    Endhost1 <——————]TCP[——————-> MPTCP1 <———————]MPTCP[——————–> MPTCP2
    I successfully get the 20 Mbps on Enhost1 which is the aggregated throughput of path1 and path2. (continue)

    Continue reading “GSoC 2017 – Add MPTCP support in LEDE/OpenWRT trunk – June progress”

    PowQuty Live Log First Update

    As mentioned in my previous blog post, i am going to add a live log and notification system for
    certain events to the power monitoring tool PowQuty. The first steps have been done and the
    configuration has been extended.
    Three types of notifications have been added to the configuration options during the first month of coding.
    Namely email, slack and mqtt. Mqtt was in use before, but was extended to allow a second host and topic for
    the power quality events.
    The powquty configuration page was redesigned to use a separate tab for each notification option
    to increase overview.
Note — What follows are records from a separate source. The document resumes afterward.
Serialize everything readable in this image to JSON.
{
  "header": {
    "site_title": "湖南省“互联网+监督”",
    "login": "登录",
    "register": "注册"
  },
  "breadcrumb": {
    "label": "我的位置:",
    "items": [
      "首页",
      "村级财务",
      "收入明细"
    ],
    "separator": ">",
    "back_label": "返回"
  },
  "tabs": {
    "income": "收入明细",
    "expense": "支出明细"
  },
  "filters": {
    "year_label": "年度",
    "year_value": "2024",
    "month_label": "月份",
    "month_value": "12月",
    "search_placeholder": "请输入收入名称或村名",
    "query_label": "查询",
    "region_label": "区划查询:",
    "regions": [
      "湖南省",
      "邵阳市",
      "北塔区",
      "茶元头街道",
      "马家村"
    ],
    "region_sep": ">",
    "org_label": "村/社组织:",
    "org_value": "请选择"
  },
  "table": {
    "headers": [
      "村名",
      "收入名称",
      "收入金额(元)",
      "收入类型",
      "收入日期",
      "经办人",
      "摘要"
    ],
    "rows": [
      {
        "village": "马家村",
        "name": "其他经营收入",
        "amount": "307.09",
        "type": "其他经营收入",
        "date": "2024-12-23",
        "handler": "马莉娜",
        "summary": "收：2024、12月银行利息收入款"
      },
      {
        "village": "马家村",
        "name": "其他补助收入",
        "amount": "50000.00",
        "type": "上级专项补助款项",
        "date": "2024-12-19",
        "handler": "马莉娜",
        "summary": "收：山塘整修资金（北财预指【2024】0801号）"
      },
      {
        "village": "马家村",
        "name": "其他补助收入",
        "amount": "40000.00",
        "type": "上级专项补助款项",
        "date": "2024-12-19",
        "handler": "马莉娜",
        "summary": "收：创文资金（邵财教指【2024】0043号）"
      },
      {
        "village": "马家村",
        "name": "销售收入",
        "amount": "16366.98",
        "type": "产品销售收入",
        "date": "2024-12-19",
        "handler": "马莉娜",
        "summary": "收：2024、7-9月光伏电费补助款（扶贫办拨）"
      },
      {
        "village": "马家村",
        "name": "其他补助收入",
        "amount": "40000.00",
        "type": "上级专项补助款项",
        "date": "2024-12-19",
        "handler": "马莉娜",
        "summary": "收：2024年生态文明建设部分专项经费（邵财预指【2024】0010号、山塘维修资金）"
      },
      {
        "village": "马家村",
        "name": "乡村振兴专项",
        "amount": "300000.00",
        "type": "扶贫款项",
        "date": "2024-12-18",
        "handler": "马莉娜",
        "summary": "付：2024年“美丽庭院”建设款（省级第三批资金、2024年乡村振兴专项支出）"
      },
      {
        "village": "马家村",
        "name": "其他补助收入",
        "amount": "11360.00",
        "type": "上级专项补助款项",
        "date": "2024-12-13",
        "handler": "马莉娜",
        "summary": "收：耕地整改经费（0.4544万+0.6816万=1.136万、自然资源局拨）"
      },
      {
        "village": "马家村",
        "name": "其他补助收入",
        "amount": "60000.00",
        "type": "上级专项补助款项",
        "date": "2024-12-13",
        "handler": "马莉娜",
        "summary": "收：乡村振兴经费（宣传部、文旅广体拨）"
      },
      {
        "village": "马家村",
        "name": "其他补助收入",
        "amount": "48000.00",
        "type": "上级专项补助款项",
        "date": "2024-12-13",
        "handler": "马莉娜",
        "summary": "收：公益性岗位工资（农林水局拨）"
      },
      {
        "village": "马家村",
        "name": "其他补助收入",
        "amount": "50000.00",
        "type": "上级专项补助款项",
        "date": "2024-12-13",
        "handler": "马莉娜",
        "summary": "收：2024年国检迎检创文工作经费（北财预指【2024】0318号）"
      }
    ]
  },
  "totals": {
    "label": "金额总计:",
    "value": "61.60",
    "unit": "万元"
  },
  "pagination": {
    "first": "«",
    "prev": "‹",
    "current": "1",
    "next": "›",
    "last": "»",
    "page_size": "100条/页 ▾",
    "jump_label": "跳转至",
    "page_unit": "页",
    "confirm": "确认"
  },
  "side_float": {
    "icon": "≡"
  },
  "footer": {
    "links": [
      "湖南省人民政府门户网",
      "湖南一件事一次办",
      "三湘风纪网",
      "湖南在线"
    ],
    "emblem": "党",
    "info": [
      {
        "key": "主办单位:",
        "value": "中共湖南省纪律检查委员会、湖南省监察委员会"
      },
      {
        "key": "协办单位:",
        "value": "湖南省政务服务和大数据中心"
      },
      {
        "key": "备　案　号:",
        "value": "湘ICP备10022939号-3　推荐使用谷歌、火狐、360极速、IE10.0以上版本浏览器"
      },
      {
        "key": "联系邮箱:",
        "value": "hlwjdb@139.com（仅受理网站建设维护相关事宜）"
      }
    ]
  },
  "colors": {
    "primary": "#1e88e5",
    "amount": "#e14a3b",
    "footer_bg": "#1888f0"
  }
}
    The old configuration page would have been very crowded with all the new options
    The new configuration view with mqtt tab open

    Power quality events, that cause a notification are:

    • Voltage dip between 10% and 90% of the reference voltage of 230V
    • Voltage swell above 110% of the reference voltage of 230V
    • Voltage dip < 10% of the reference voltage
    • More than 5% of the samples of one harmonic are above the threshold

    As the power supply network in Berlin was not willing to provide such events an option for test measurement
    input was needed. A file read flag for powqutyd was added and needs a little bit of clean up
    before a pull request on the upstream powqutyd.
    The library for the USB-oscilloscope provides the number of EN50160 events per measure cycle and
    the kind of each event. As of now some basic slack notifications are added, which provide the event
    type and the event start time from measurement start in milliseconds to the channel and team set
    in the luci web interface or under /etc/conf/powquty.

    Slack notifications with start time in milliseconds relative to measurement start, probably will be UTC or local in the future

    In the notification the type of event is provided to allow the network administrator to react directly
    to the changes, without to check the log any further.
    The other notification options will be added and tested soon.